::: Provided entries

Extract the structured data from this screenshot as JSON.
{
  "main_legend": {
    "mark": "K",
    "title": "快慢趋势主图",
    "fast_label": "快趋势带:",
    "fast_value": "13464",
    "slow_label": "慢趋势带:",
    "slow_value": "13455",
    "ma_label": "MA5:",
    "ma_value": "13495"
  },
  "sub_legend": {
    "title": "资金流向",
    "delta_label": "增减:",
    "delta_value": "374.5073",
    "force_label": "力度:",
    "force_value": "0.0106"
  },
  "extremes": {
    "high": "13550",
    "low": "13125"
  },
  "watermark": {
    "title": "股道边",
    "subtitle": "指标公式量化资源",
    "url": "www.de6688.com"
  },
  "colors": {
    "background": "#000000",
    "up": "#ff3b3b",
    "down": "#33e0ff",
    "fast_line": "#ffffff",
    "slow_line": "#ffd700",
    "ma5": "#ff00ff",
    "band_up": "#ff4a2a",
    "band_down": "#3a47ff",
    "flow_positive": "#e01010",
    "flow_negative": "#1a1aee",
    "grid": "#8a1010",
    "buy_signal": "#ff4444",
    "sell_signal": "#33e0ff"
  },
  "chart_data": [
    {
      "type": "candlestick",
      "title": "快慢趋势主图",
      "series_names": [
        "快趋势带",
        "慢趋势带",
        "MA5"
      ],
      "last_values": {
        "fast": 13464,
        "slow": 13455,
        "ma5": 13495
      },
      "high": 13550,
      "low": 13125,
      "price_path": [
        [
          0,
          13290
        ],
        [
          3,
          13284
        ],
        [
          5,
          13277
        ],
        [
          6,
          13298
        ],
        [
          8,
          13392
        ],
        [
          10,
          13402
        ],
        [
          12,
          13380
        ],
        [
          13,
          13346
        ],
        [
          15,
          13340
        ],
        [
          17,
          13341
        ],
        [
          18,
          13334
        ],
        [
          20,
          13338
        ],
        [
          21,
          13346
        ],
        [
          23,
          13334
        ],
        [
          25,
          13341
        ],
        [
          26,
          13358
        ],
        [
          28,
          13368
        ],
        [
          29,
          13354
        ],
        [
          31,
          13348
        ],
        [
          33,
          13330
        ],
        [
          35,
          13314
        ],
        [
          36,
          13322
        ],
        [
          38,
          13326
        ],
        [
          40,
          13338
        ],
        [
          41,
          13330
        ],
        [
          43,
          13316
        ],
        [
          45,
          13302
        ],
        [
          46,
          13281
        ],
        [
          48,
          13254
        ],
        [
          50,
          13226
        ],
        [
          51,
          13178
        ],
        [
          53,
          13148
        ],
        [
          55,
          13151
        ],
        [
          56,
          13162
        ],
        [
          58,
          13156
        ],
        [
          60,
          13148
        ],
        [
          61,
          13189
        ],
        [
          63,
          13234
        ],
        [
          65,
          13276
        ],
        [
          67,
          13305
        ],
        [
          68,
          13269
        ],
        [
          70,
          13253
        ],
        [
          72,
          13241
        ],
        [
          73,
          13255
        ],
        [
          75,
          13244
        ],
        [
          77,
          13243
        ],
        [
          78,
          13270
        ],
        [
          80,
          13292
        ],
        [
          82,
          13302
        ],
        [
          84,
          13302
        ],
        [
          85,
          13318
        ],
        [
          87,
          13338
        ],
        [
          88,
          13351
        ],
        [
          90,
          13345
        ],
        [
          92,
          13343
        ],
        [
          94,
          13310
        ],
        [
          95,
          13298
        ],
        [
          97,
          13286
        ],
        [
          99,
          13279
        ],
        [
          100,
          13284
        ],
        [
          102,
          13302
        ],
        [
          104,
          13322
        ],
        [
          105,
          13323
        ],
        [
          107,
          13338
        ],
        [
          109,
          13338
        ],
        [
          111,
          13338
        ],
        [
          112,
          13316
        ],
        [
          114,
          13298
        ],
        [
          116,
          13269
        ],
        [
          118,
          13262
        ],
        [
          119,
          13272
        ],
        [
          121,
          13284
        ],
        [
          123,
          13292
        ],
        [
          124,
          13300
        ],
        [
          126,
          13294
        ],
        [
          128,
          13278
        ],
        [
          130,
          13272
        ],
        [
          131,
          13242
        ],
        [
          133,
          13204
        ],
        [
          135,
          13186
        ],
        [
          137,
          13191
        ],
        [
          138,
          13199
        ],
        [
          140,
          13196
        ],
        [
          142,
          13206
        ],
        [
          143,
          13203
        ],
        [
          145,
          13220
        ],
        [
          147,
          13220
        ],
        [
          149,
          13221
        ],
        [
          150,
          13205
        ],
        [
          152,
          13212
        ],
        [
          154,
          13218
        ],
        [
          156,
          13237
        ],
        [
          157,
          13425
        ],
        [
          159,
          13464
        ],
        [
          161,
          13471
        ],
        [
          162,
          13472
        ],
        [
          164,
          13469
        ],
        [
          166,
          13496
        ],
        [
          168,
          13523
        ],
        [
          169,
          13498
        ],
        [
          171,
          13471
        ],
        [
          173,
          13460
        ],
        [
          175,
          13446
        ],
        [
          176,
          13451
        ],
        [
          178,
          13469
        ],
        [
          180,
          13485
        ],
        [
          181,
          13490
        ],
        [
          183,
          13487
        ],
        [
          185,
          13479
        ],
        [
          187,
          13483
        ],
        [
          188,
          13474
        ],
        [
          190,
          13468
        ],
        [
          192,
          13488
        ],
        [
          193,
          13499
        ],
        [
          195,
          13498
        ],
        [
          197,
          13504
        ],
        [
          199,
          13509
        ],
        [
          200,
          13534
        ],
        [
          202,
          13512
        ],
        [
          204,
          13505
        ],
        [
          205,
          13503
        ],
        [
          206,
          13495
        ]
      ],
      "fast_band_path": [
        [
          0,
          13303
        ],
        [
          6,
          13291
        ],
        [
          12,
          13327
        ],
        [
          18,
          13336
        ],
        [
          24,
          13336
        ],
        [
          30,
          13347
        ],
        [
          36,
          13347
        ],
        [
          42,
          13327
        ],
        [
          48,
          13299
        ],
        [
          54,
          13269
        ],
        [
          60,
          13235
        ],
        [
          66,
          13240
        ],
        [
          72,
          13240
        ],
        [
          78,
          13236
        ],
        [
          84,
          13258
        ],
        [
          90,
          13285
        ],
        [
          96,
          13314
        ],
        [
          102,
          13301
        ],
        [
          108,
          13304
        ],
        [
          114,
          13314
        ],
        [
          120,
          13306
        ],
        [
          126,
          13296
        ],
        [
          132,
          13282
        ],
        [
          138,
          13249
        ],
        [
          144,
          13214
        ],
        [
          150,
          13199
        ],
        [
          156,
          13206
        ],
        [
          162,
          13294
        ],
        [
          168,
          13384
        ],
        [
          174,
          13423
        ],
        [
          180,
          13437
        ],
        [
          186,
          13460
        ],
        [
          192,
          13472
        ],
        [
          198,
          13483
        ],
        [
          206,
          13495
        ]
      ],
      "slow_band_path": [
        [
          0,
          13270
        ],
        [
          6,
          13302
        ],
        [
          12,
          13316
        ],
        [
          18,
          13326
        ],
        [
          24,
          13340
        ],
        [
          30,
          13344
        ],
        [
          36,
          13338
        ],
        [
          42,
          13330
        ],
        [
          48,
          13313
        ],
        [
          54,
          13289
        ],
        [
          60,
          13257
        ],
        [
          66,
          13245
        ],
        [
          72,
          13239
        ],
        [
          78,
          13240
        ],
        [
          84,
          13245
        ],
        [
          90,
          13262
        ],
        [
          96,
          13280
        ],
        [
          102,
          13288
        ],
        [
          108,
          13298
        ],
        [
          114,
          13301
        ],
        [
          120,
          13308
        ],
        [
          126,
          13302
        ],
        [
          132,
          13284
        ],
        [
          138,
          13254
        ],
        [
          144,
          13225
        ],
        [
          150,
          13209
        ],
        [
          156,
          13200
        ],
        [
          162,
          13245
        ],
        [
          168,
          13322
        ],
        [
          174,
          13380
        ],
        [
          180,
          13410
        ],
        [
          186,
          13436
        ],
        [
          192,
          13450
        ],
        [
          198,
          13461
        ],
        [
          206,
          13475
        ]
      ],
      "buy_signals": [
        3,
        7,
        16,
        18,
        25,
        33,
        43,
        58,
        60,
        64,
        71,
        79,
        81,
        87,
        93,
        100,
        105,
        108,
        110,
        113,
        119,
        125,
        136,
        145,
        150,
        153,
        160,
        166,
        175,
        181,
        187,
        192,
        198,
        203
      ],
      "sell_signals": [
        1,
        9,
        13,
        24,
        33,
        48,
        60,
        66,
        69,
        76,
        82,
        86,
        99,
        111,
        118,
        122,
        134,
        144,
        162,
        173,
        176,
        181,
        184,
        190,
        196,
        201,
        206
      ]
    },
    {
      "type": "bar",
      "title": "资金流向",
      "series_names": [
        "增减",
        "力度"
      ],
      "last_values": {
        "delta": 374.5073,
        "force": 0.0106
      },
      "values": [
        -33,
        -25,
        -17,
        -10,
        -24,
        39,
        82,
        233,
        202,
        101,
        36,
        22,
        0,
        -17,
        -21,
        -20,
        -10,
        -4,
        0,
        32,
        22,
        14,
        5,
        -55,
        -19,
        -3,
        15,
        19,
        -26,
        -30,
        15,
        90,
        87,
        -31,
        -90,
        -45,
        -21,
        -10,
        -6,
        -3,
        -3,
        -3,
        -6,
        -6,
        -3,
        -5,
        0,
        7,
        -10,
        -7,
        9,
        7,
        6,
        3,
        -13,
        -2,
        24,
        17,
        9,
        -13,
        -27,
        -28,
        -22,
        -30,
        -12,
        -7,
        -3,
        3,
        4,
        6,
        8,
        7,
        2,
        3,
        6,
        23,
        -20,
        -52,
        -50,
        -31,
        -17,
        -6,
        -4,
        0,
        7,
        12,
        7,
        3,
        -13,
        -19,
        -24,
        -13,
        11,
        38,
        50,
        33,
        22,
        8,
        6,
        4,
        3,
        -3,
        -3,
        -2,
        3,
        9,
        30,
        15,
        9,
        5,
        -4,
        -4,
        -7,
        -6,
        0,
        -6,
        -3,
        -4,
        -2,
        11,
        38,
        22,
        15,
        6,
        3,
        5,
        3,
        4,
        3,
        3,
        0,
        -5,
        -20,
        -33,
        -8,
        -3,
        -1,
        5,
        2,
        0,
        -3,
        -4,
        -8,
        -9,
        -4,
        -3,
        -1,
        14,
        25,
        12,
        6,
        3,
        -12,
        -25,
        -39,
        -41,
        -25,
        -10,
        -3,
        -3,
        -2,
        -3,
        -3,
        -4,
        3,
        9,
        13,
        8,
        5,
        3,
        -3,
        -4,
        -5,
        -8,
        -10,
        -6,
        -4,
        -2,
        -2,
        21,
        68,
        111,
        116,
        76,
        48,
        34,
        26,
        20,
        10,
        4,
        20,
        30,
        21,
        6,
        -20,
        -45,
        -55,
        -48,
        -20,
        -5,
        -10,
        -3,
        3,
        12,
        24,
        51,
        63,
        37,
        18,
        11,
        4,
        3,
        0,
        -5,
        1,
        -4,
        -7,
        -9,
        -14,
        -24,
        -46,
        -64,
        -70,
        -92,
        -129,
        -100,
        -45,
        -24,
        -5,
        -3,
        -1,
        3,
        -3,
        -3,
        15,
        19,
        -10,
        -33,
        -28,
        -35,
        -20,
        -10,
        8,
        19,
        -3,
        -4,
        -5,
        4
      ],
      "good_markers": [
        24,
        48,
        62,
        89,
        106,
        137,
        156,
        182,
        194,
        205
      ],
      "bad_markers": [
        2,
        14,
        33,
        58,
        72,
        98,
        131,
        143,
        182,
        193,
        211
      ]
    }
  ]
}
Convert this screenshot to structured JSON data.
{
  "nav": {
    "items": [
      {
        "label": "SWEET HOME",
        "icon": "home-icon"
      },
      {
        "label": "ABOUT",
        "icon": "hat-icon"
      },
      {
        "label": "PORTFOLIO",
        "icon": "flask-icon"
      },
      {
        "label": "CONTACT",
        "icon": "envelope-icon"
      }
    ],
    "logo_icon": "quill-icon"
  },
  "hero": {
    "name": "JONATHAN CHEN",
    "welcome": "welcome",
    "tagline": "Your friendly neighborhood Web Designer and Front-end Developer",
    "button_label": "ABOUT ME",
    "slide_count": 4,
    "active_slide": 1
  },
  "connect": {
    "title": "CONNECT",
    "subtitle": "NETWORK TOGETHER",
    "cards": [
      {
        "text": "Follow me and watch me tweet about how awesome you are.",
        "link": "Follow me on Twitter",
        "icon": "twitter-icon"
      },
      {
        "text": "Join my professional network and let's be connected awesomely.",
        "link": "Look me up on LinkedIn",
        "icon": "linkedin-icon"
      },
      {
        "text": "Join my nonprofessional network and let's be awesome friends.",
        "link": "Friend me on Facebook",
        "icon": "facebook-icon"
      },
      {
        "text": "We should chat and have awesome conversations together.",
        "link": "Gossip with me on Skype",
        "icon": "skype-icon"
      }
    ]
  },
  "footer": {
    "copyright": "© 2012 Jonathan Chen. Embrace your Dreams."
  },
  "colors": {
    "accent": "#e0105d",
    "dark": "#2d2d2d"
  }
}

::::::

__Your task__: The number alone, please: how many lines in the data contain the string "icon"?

__Task answer__: 9